It was, on balance, probably a mistake not to give the penalty, and perhaps this played on the mind of referee Florian Meyer later in the half as, when a loose ball struck Stefan Bell’s hand in the area, completely unintentionally, he eventually gave the Schanzer a penalty. This was an appalling decision, given that it was clear Bell was moving his hand away from the shot and had it next to his body, but Moritz Hartmann tucked the ball past Loris Karius from the spot to put the home side into an eventually telling one goal lead.

Martin Schmidt was magnanimous after the game, claiming Mainz “couldn’t use the penalty as an excuse” for a substandard performance, as it was a game “we wanted to win, and not just earn a point.” He later reportedly tore into Meyer behind closed doors, saying “today he managed to steal the points from us, after he didn’t succeed in Darmstadt,” referring to Mainz’s match with Darmstadt in October, where Meyer gave a similarly baffling penalty to Darmstadt, but Schmidt’s side emerged victorious anyway.

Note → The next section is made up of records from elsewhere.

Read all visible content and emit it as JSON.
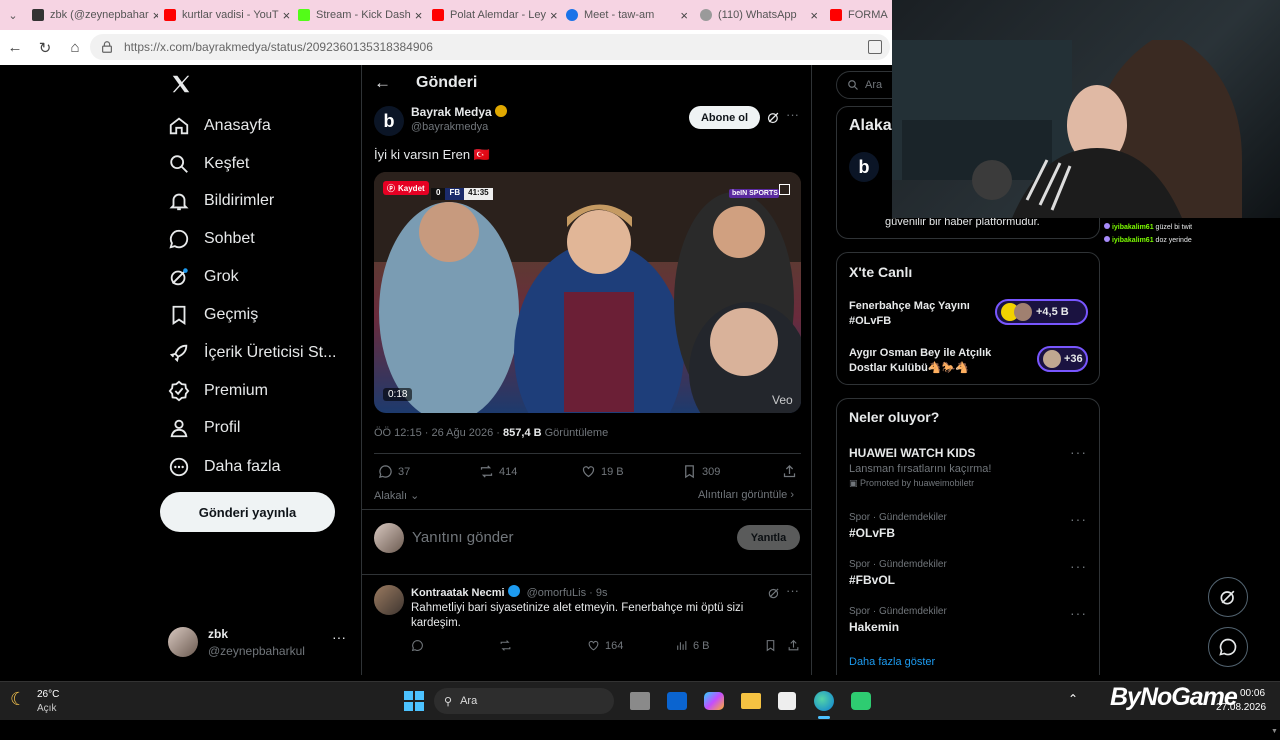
{
  "browser": {
    "tabs": [
      {
        "label": "zbk (@zeynepbahar",
        "color": "#333333"
      },
      {
        "label": "kurtlar vadisi - YouT",
        "color": "#ff0000"
      },
      {
        "label": "Stream - Kick Dash",
        "color": "#53fc18"
      },
      {
        "label": "Polat Alemdar - Ley",
        "color": "#ff0000"
      },
      {
        "label": "Meet - taw-am",
        "color": "#1a73e8"
      },
      {
        "label": "(110) WhatsApp",
        "color": "#25d366"
      },
      {
        "label": "FORMA",
        "color": "#ff0000"
      }
    ],
    "url": "https://x.com/bayrakmedya/status/2092360135318384906"
  },
  "nav": {
    "items": [
      {
        "label": "Anasayfa",
        "icon": "home-icon"
      },
      {
        "label": "Keşfet",
        "icon": "search-icon"
      },
      {
        "label": "Bildirimler",
        "icon": "bell-icon"
      },
      {
        "label": "Sohbet",
        "icon": "chat-icon"
      },
      {
        "label": "Grok",
        "icon": "grok-icon"
      },
      {
        "label": "Geçmiş",
        "icon": "bookmark-icon"
      },
      {
        "label": "İçerik Üreticisi St...",
        "icon": "rocket-icon"
      },
      {
        "label": "Premium",
        "icon": "verified-icon"
      },
      {
        "label": "Profil",
        "icon": "person-icon"
      },
      {
        "label": "Daha fazla",
        "icon": "more-icon"
      }
    ],
    "post_button": "Gönderi yayınla",
    "account_name": "zbk",
    "account_handle": "@zeynepbaharkul"
  },
  "post": {
    "header_title": "Gönderi",
    "author_name": "Bayrak Medya",
    "author_handle": "@bayrakmedya",
    "subscribe": "Abone ol",
    "text": "İyi ki varsın Eren 🇹🇷",
    "video": {
      "save_label": "Kaydet",
      "score_left": "0",
      "score_team": "FB",
      "score_time": "41:35",
      "channel": "beIN SPORTS",
      "duration": "0:18",
      "watermark": "Veo"
    },
    "meta_time": "ÖÖ 12:15 · 26 Ağu 2026 · ",
    "views": "857,4 B",
    "views_label": " Görüntüleme",
    "replies": "37",
    "reposts": "414",
    "likes": "19 B",
    "bookmarks": "309",
    "relevant": "Alakalı",
    "quotes": "Alıntıları görüntüle",
    "reply_placeholder": "Yanıtını gönder",
    "reply_button": "Yanıtla"
  },
  "reply": {
    "author_name": "Kontraatak Necmi",
    "author_handle": "@omorfuLis · 9s",
    "text": "Rahmetliyi bari siyasetinize alet etmeyin. Fenerbahçe mi öptü sizi kardeşim.",
    "likes": "164",
    "views": "6 B"
  },
  "right": {
    "search_placeholder": "Ara",
    "relevant_title": "Alaka",
    "relevant_bio_tail": "güvenilir bir haber platformudur.",
    "live_title": "X'te Canlı",
    "live": [
      {
        "title": "Fenerbahçe Maç Yayını #OLvFB",
        "count": "+4,5 B"
      },
      {
        "title": "Aygır Osman Bey ile Atçılık Dostlar Kulübü🐴🐎🐴",
        "count": "+36"
      }
    ],
    "happening_title": "Neler oluyor?",
    "ad": {
      "name": "HUAWEI WATCH KIDS",
      "desc": "Lansman fırsatlarını kaçırma!",
      "promo": "Promoted by huaweimobiletr"
    },
    "trends": [
      {
        "cat": "Spor · Gündemdekiler",
        "name": "#OLvFB"
      },
      {
        "cat": "Spor · Gündemdekiler",
        "name": "#FBvOL"
      },
      {
        "cat": "Spor · Gündemdekiler",
        "name": "Hakemin"
      }
    ],
    "show_more": "Daha fazla göster"
  },
  "chat": [
    {
      "user": "iyibakalim61",
      "msg": "güzel bi twit"
    },
    {
      "user": "iyibakalim61",
      "msg": "doz yerinde"
    }
  ],
  "taskbar": {
    "weather_temp": "26°C",
    "weather_desc": "Açık",
    "search": "Ara",
    "brand": "ByNoGame",
    "time": "00:06",
    "date": "27.08.2026"
  }
}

The second half was drab with Mainz on the front foot but Ingolstadt defending resolutely, and perhaps the only good opportunity of the half was squandered by another poor refereeing decision. Suat Serdar, on as a substitute for the woeful Christian Clemens, strung a sumptuous pass through Ingolstadt’s rearguard towards Yoshinori Muto, who really only had to apply the finish to rescue the guests a point. Jhon Cordoba, running in support of the Japanese forward, was deemed to be offside during this play by the assistant referee, much to the chagrin of Mainz’s players and Muto in particular.

Post-match milling on the pitch.
Post-match milling on the pitch.

Really, though, Mainz didn’t deserve a point for the game. Perhaps the reason for Schmidt’s and Mainz’s fans ire is that Ingolstadt didn’t, either, having won the game thanks to a penalty which wasn’t a penalty. Either way, and in spite of all my negative thoughts towards Ingolstadt, I’d thoroughly enjoyed the away day. As mentioned, Mainz’s fans were excellent throughout, and the Bundesliga was finally back.

FC Ingolstadt 04 1:0 1.FSV Mainz 05
Hartmann, 41.

Ingolstadt: Özcan; Da Costa, Matip, Hübner, Bauer; Roger; Groß, Morales (Christiansen, 68.); Hartmann (Bregerie, 90+2.), Kachunga (Lezcano, 63.), Leckie.

Mainz: Karius; Brosinski, Balogun, Bell, Bussmann; Baumgartlinger, Latza; Clemens (Serdar, 80.), Malli (De Blasis, 85.), Jairo (Muto, 71.), Cordoba.

Yellow Cards
Groß 52., Morales 60., Latza 79., Cordoba 88.

The following two tabs change content below.

Conor Garratt

I am Conor Garratt, a 21-year old student from South West England. I study German and History at the University of Southampton, currently spending a year abroad in Mainz, Germany. I love football, especially German football, and am a Swindon Town & Borussia Mönchengladbach fan in my spare time.

Latest posts by Conor Garratt (see all)

1 Trackback / Pingback

  1. #stadtPOWER – Conor Garratt

Comments are closed.